“In trying to be simple, he’s made a big mistake in talking about reining in borrowing requirements,” he said.

“But he’s absolutely correct to say that in the case of both provinces, they’ve got to rein in their current expenditures … so that they can borrow and that markets will understand that their current expenditures are under control and in line with revenues.

“Markets will understand perfectly well that this is a good time to be making some of these long-lived investments.”

Deficit financing is perfectly acceptable in times of economic turmoil, said Finn Poschmann, vice-president of research at the C.D. Howe Institute.

“Normally, that’s going to happen automatically, anyway. We have automatic stabilizers,” he said.

“If unemployment goes up, then UI or EI benefits go up. Social-assistance spending goes up. When the economy is running slowly, government revenue goes down, so you have these impetuses … that are going to push governments toward deficit financing, if they’re not already in that position.”

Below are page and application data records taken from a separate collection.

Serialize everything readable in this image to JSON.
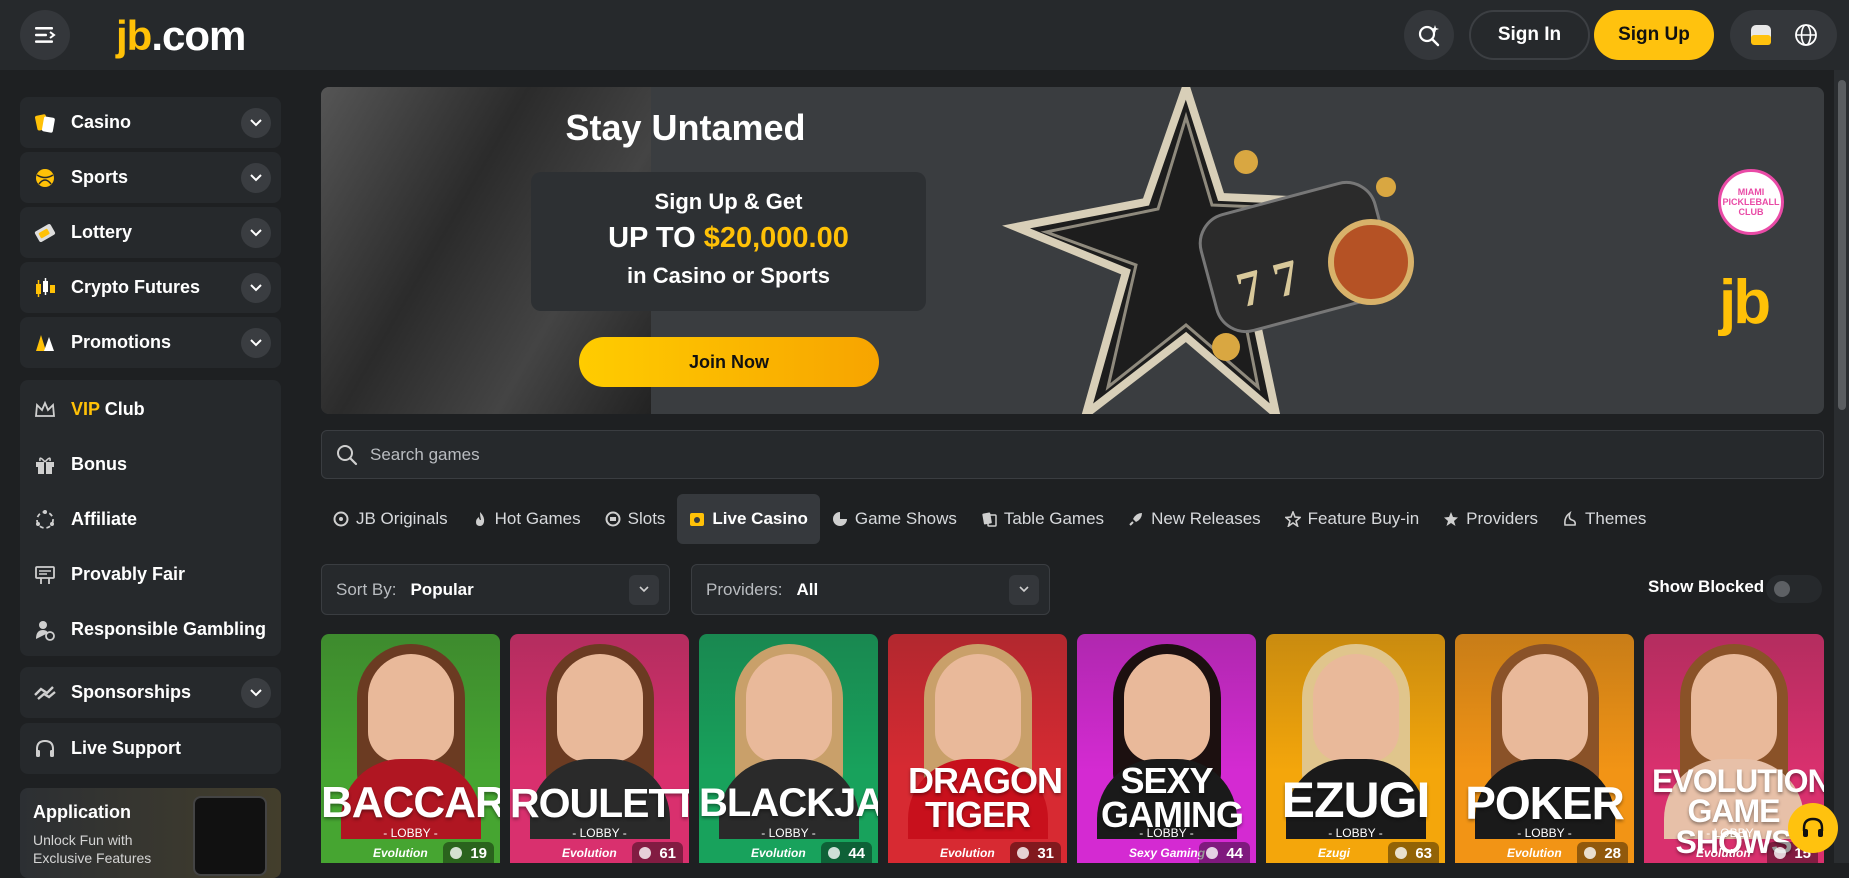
{
  "header": {
    "logo_jb": "jb",
    "logo_com": ".com",
    "signin_label": "Sign In",
    "signup_label": "Sign Up"
  },
  "sidebar": {
    "main": [
      {
        "label": "Casino",
        "icon": "casino-icon"
      },
      {
        "label": "Sports",
        "icon": "sports-icon"
      },
      {
        "label": "Lottery",
        "icon": "lottery-icon"
      },
      {
        "label": "Crypto Futures",
        "icon": "crypto-futures-icon"
      },
      {
        "label": "Promotions",
        "icon": "promotions-icon"
      }
    ],
    "vip_word": "VIP",
    "vip_rest": " Club",
    "extras": [
      {
        "label": "Bonus",
        "icon": "gift-icon"
      },
      {
        "label": "Affiliate",
        "icon": "affiliate-icon"
      },
      {
        "label": "Provably Fair",
        "icon": "provably-fair-icon"
      },
      {
        "label": "Responsible Gambling",
        "icon": "responsible-gambling-icon"
      }
    ],
    "sponsorships": "Sponsorships",
    "live_support": "Live Support",
    "app": {
      "title": "Application",
      "subtitle": "Unlock Fun with Exclusive Features"
    }
  },
  "banner": {
    "title": "Stay Untamed",
    "line1": "Sign Up & Get",
    "line2_prefix": "UP TO ",
    "line2_amount": "$20,000.00",
    "line3": "in Casino or Sports",
    "join_label": "Join Now",
    "badge": "MIAMI PICKLEBALL CLUB",
    "brand": "jb"
  },
  "search": {
    "placeholder": "Search games"
  },
  "categories": [
    {
      "label": "JB Originals",
      "icon": "jb-originals-icon"
    },
    {
      "label": "Hot Games",
      "icon": "fire-icon"
    },
    {
      "label": "Slots",
      "icon": "slots-icon"
    },
    {
      "label": "Live Casino",
      "icon": "live-casino-icon"
    },
    {
      "label": "Game Shows",
      "icon": "game-shows-icon"
    },
    {
      "label": "Table Games",
      "icon": "table-games-icon"
    },
    {
      "label": "New Releases",
      "icon": "rocket-icon"
    },
    {
      "label": "Feature Buy-in",
      "icon": "star-icon"
    },
    {
      "label": "Providers",
      "icon": "providers-icon"
    },
    {
      "label": "Themes",
      "icon": "themes-icon"
    }
  ],
  "active_category": "Live Casino",
  "filters": {
    "sort_key": "Sort By:",
    "sort_value": "Popular",
    "providers_key": "Providers:",
    "providers_value": "All",
    "show_blocked": "Show Blocked"
  },
  "games": [
    {
      "name": "BACCARAT",
      "lobby": "- LOBBY -",
      "provider": "Evolution",
      "count": "19",
      "color": "#46a531"
    },
    {
      "name": "ROULETTE",
      "lobby": "- LOBBY -",
      "provider": "Evolution",
      "count": "61",
      "color": "#d9306e"
    },
    {
      "name": "BLACKJACK",
      "lobby": "- LOBBY -",
      "provider": "Evolution",
      "count": "44",
      "color": "#18a25c"
    },
    {
      "name": "DRAGON TIGER",
      "lobby": "",
      "provider": "Evolution",
      "count": "31",
      "color": "#d72a32"
    },
    {
      "name": "SEXY GAMING",
      "lobby": "- LOBBY -",
      "provider": "Sexy Gaming",
      "count": "44",
      "color": "#d42ad2"
    },
    {
      "name": "EZUGI",
      "lobby": "- LOBBY -",
      "provider": "Ezugi",
      "count": "63",
      "color": "#f4a60b"
    },
    {
      "name": "POKER",
      "lobby": "- LOBBY -",
      "provider": "Evolution",
      "count": "28",
      "color": "#f29415"
    },
    {
      "name": "EVOLUTION GAME SHOWS",
      "lobby": "- LOBBY -",
      "provider": "Evolution",
      "count": "15",
      "color": "#d9306e"
    }
  ],
  "colors": {
    "accent": "#ffc20e",
    "background": "#1e2022",
    "panel": "#26292c"
  }
}
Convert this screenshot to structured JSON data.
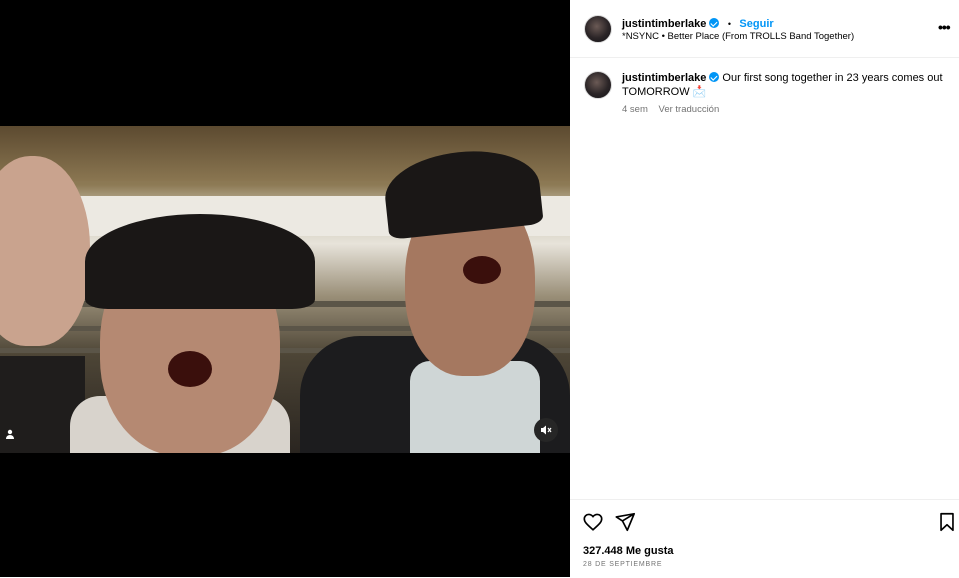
{
  "post": {
    "author": "justintimberlake",
    "follow_label": "Seguir",
    "separator": "•",
    "audio": "*NSYNC • Better Place (From TROLLS Band Together)",
    "more_label": "•••"
  },
  "caption": {
    "author": "justintimberlake",
    "text": "Our first song together in 23 years comes out TOMORROW 📩",
    "age": "4 sem",
    "translate_label": "Ver traducción"
  },
  "stats": {
    "likes": "327.448 Me gusta",
    "date": "28 DE SEPTIEMBRE"
  },
  "icons": {
    "like": "heart-icon",
    "share": "send-icon",
    "save": "bookmark-icon",
    "mute": "muted-speaker-icon",
    "tagged": "user-tag-icon",
    "more": "more-options-icon"
  },
  "colors": {
    "accent": "#0095f6",
    "secondary_text": "#737373",
    "divider": "#efefef",
    "media_bg": "#000000"
  }
}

That’s fine for the short term — easing out of stimulus is better than a short, sharp shock. But 2009 was a long time ago, Poschmann said.

“That said, there’s nothing that indicates that we should be talking about stimulus spending five years after the end of a recession. To be still wondering about when is the right time to start getting serious about reducing deficits is ridiculous.”

If Ontario and Quebec want to avoid a debt downgrade and higher carrying costs in public debt, they will have to shift gears, he warned: when rates go back up, the impact is immediate and dramatic.

“The debt at this time has been financed at extremely low interest rates. Those rates will go up, and as they go up, the carrying cost of Ontario’s existing debt will go up very, very quickly.”


The experts agree that Oliver is correct to urge Ontario and Quebec to rein in their spending. But whether now is the time to focus on battling deficits and slashing debt remains debatable.

Borrowing at low interest rates to pay for badly needed infrastructure projects would yield a better return down the road, Dodge argues. On the other hand, rates will rise eventually, so best be ready, counters Poschmann.

Oliver is, of course, a Conservative finance minister — his disdain for debt and deficits is as much political as it is practical. So his statement earns a rating of “a little baloney.”


The Baloney Meter is a project of The Canadian Press that examines the level of accuracy in statements made by politicians. Each claim is researched and assigned a rating based on the following scale:

No baloney — the statement is completely accurate

A little baloney — the statement is mostly accurate but more information is required

Some baloney — the statement is partly accurate but important details are missing

A lot of baloney — the statement is mostly inaccurate but contains elements of truth

Full of baloney — the statement is completely inaccurate



Finn Poschmann

David Dodge

Ontario Financing Authority

Ontario 2014 budget

Details of Ontario’s Finances

Ontario’s Borrowing and Debt History

Quebec 2014 budget

Quebec 2008 budget